more money to pay for its upkeep and better arrangements for managing
it, says the Countryside Commission.
The commission has submitted its advice to government on the future
Natural Beauty and the eight National Parks. Its views are also
highlighted in the latest issue of its quarterly newspaper
In its advice, the commission is calling for new legislation, giving
- statutory duties to safeguard Areas of Outstanding Natural Beauty
and management plans for them
- the power to hand over the running of these areas to conservation
boards, with strengthened powers and secure funding
'Despite the best efforts of local authorities and those working to
protect it, the management of our protected countryside, and in
particular Areas of Outstanding Natural Beauty, is under-resourced.
In the case of Areas of Outstanding Natural Beauty the role of local
authorities and others in securing their good management needs to be
clarified,' says commission chairman Richard Simmonds. 'New steps
must be taken if we are to improve the protection and management of
these special areas.'
The commission undertook a full review of the future of protected
countryside in England, following requests from the government. It
has recommended that the following principles should underpin the
protection and management of protected areas:
- appropriate and effective management and funding arrangements are
essential if our finest countryside is to be secure and protected for
- flexibility is needed; each area should have management and funding
arrangements which are appropriate to its needs
- carrying out statutory functions requires secure long-term support
from public funds
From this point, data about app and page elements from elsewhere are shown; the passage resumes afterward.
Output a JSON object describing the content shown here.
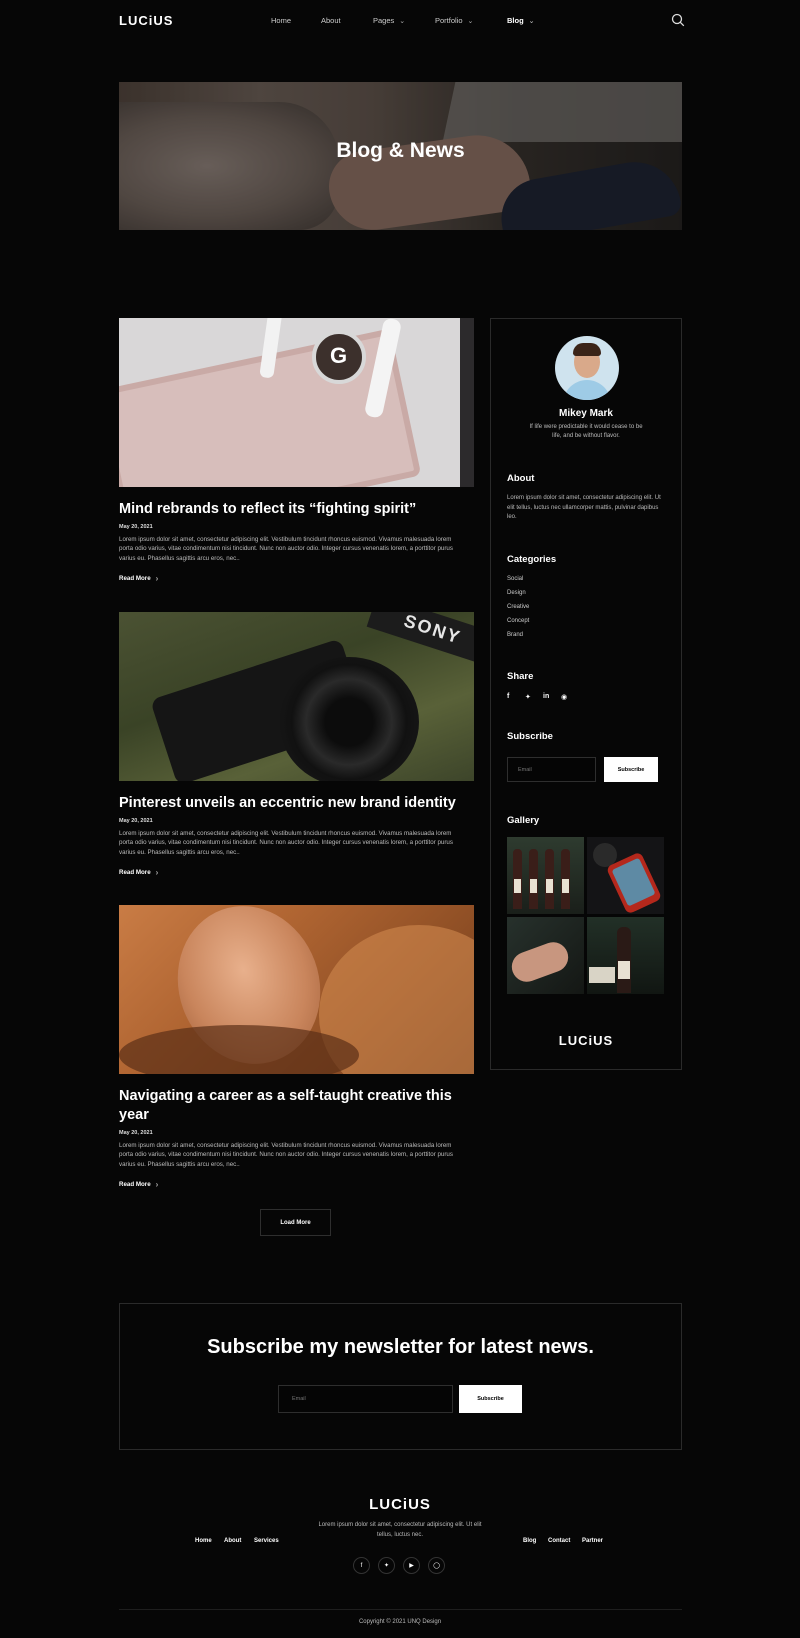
{
  "nav": {
    "logo": "LUCiUS",
    "links": [
      {
        "label": "Home",
        "dropdown": false
      },
      {
        "label": "About",
        "dropdown": false
      },
      {
        "label": "Pages",
        "dropdown": true
      },
      {
        "label": "Portfolio",
        "dropdown": true
      },
      {
        "label": "Blog",
        "dropdown": true
      }
    ],
    "search_icon": "search-icon"
  },
  "hero": {
    "title": "Blog & News"
  },
  "posts": [
    {
      "title": "Mind rebrands to reflect its “fighting spirit”",
      "date": "May 20, 2021",
      "excerpt": "Lorem ipsum dolor sit amet, consectetur adipiscing elit. Vestibulum tincidunt rhoncus euismod. Vivamus malesuada lorem porta odio varius, vitae condimentum nisi tincidunt. Nunc non auctor odio. Integer cursus venenatis lorem, a porttitor purus varius eu. Phasellus sagittis arcu eros, nec..",
      "read_more": "Read More"
    },
    {
      "title": "Pinterest unveils an eccentric new brand identity",
      "date": "May 20, 2021",
      "excerpt": "Lorem ipsum dolor sit amet, consectetur adipiscing elit. Vestibulum tincidunt rhoncus euismod. Vivamus malesuada lorem porta odio varius, vitae condimentum nisi tincidunt. Nunc non auctor odio. Integer cursus venenatis lorem, a porttitor purus varius eu. Phasellus sagittis arcu eros, nec..",
      "read_more": "Read More"
    },
    {
      "title": "Navigating a career as a self-taught creative this year",
      "date": "May 20, 2021",
      "excerpt": "Lorem ipsum dolor sit amet, consectetur adipiscing elit. Vestibulum tincidunt rhoncus euismod. Vivamus malesuada lorem porta odio varius, vitae condimentum nisi tincidunt. Nunc non auctor odio. Integer cursus venenatis lorem, a porttitor purus varius eu. Phasellus sagittis arcu eros, nec..",
      "read_more": "Read More"
    }
  ],
  "load_more": "Load More",
  "sidebar": {
    "author_name": "Mikey Mark",
    "author_bio": "If life were predictable it would cease to be life, and be without flavor.",
    "about_heading": "About",
    "about_text": "Lorem ipsum dolor sit amet, consectetur adipiscing elit. Ut elit tellus, luctus nec ullamcorper mattis, pulvinar dapibus leo.",
    "categories_heading": "Categories",
    "categories": [
      "Social",
      "Design",
      "Creative",
      "Concept",
      "Brand"
    ],
    "share_heading": "Share",
    "share_icons": [
      "facebook-icon",
      "twitter-icon",
      "linkedin-icon",
      "reddit-icon"
    ],
    "subscribe_heading": "Subscribe",
    "email_placeholder": "Email",
    "subscribe_button": "Subscribe",
    "gallery_heading": "Gallery",
    "logo": "LUCiUS"
  },
  "newsletter": {
    "title": "Subscribe my newsletter for latest news.",
    "email_placeholder": "Email",
    "button": "Subscribe"
  },
  "footer": {
    "logo": "LUCiUS",
    "description": "Lorem ipsum dolor sit amet, consectetur adipiscing elit. Ut elit tellus, luctus nec.",
    "links_left": [
      "Home",
      "About",
      "Services"
    ],
    "links_right": [
      "Blog",
      "Contact",
      "Partner"
    ],
    "social_icons": [
      "facebook-icon",
      "twitter-icon",
      "youtube-icon",
      "instagram-icon"
    ],
    "copyright": "Copyright © 2021 UNQ Design"
  }
}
- high priority should also be given to securing funding from
non-government sources, but such funding should be seen as
supplementary to public funds, not a substitute
- the policies and activities of all departments of central and local
government should reinforce the statutory purposes of protected
Richard Simmonds says 'In practical terms we are proposing new
legislation so that those responsible for managing protected
countryside have the administrative, legal and financial means to do
the job properly.
'We are proposing that 50% of the costs of managing Areas of
Outstanding Natural Beauty should be met through government funding.
We estimate that the total costs for this could amount to£18.5 to
£19.5m. We would like government to fund the core costs, which
amount to some£10m a year, depending on how many areas choose
to set up conservation boards. We also propose a new fund to meet the
costs of special projects in these areas, with a suggested government
funding of£2m a year.
'The government needs to put a stop to the arguments about first and
second division designated areas. Areas of Outstanding Natural Beauty
and National Parks are equivalent; policies for their protection
against inappropriate development are in place. But not everyone
believes this. We would like the government to give a lead,
confirming its policy (in PPG7) and demonstrating through its own
planning decisions the very high degree of protection all our
protected countryside should enjoy,' Mr Simmonds adds.
The commission has also offered its views on the long-standing
problems of two particular outstanding areas of countryside, the
South Downs and the New Forest. It has recommended that the most
appropriate arrangement for the long term management of the South
Downs is as an Area of Outstanding Natural Beauty, with a new
statutory conservation board, with extensive powers and funding as
outlined above. It confirmed that the South Downs do not meet the
criteria of a National Park. The New Forest does and should be given
status equivalent to a National Park. However in view of the special
local circumstances of managing the New Forest, the commission
recommends that a tailor made authority would be the best solution
for its management.